* **Description of the task**
Go through the data and copy each line where the string "title" appears.

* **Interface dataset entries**
[Start of section]

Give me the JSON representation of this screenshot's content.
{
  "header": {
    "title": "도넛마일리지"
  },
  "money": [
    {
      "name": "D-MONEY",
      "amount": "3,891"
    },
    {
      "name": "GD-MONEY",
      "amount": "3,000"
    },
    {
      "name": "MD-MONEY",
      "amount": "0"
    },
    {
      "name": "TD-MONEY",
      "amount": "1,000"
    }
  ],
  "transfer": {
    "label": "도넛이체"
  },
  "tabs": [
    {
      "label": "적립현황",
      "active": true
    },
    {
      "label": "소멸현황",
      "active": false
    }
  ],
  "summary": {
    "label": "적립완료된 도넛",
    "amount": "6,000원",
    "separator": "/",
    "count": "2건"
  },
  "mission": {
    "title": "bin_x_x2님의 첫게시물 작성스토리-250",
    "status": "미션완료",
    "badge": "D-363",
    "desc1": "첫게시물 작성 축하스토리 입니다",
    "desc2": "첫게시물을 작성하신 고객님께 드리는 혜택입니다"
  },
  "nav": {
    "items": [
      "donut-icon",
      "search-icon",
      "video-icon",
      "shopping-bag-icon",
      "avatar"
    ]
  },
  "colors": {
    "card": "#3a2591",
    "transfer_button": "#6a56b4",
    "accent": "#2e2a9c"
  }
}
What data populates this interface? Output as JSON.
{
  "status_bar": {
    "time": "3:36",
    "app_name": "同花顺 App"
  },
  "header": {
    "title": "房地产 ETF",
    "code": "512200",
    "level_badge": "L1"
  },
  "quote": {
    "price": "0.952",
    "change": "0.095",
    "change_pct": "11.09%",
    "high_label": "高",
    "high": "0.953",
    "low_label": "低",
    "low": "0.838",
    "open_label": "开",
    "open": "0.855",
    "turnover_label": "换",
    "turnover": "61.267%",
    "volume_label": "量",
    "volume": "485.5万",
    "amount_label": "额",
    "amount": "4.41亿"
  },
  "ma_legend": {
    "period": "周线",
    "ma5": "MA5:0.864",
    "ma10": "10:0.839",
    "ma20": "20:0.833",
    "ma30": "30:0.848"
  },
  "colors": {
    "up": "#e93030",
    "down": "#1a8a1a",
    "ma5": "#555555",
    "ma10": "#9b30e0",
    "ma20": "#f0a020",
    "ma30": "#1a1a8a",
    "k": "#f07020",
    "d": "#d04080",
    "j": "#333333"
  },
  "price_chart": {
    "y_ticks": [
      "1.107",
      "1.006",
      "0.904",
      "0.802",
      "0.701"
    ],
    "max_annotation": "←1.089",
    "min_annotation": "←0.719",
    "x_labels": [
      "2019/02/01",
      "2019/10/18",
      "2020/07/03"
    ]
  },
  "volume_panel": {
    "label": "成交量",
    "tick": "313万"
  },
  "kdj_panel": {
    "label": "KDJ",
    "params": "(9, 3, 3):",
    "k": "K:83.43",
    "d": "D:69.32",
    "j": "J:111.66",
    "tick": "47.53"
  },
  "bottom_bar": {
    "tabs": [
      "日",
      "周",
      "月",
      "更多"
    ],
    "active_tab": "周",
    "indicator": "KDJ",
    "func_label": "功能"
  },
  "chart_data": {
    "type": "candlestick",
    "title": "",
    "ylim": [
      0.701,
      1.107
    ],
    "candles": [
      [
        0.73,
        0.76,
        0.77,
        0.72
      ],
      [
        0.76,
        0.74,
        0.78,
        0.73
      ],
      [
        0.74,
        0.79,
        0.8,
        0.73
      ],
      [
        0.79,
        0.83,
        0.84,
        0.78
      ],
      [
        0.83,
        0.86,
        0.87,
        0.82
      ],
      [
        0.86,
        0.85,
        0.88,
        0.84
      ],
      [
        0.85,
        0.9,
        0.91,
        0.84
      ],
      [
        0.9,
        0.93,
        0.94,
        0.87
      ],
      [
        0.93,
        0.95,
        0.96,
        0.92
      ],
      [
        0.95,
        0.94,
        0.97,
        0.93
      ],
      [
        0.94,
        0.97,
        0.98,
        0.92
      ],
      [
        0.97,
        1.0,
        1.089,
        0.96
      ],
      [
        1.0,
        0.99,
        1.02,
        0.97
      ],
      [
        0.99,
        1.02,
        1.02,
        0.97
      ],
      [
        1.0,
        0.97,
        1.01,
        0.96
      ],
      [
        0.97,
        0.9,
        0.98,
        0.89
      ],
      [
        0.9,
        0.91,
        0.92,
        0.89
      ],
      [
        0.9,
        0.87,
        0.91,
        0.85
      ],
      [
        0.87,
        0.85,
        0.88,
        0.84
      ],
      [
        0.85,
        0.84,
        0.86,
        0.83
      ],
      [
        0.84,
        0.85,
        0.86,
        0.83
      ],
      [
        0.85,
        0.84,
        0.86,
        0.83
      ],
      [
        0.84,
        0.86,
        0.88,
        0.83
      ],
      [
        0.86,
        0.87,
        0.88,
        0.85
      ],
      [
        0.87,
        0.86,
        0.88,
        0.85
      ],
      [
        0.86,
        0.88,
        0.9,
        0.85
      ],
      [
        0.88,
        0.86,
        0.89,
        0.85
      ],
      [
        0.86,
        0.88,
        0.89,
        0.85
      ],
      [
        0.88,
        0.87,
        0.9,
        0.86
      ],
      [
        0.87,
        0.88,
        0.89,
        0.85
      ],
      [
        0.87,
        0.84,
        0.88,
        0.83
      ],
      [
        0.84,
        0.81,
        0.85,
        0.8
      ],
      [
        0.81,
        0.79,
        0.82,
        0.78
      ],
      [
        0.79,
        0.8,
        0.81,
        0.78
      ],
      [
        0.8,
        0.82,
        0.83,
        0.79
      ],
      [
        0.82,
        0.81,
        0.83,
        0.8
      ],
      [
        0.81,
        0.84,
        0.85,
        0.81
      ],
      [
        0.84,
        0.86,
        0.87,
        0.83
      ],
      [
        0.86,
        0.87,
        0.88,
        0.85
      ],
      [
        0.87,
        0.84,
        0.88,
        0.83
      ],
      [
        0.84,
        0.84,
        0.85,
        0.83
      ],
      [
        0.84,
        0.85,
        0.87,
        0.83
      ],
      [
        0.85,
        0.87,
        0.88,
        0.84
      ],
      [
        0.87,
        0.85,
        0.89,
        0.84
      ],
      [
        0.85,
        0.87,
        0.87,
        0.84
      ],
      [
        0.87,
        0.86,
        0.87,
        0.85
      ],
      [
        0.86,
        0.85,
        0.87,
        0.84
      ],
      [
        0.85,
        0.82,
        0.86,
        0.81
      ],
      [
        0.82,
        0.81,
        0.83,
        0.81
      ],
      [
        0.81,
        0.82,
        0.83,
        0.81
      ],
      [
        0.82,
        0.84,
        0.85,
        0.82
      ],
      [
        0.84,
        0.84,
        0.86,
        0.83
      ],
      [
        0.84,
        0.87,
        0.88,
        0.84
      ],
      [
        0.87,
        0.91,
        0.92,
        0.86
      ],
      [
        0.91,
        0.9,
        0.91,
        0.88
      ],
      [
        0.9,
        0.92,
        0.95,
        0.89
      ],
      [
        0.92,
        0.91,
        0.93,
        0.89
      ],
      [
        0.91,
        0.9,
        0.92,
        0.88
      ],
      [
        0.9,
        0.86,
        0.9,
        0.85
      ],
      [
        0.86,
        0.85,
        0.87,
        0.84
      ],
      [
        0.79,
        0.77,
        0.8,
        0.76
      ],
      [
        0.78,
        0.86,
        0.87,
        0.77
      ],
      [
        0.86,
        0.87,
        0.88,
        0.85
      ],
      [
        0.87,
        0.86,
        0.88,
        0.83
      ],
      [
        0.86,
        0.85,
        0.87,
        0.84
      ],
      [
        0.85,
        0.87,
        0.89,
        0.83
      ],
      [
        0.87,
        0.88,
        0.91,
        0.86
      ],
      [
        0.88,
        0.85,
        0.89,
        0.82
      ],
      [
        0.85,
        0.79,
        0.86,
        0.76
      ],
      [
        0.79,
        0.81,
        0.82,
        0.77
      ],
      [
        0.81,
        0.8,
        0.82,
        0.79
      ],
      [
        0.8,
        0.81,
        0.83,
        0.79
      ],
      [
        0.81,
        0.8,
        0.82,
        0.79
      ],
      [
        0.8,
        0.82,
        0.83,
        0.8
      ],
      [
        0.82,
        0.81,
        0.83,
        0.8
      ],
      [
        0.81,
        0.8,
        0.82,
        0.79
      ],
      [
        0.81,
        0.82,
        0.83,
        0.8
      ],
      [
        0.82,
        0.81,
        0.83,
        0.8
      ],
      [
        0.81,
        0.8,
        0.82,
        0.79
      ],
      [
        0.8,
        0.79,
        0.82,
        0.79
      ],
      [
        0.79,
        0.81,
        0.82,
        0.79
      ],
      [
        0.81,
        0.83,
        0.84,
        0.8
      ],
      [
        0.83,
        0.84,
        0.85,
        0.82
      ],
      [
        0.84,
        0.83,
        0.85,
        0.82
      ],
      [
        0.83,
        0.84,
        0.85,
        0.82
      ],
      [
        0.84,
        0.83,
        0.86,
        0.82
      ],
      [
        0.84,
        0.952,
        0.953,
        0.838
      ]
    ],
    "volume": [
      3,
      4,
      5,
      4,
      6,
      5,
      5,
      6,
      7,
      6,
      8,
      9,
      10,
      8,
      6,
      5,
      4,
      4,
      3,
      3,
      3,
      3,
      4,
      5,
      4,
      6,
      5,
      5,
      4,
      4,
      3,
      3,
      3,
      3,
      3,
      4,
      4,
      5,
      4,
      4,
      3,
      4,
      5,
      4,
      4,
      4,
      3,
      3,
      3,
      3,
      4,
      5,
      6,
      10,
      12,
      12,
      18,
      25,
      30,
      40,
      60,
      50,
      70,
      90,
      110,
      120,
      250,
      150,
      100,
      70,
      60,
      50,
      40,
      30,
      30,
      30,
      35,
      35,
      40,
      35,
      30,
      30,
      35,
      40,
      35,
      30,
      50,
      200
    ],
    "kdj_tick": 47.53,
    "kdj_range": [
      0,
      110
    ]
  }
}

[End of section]

* **Answer below**
    "title": "도넛마일리지"
    "title": "bin_x_x2님의 첫게시물 작성스토리-250",
    "title": "房地产 ETF",
    "title": "",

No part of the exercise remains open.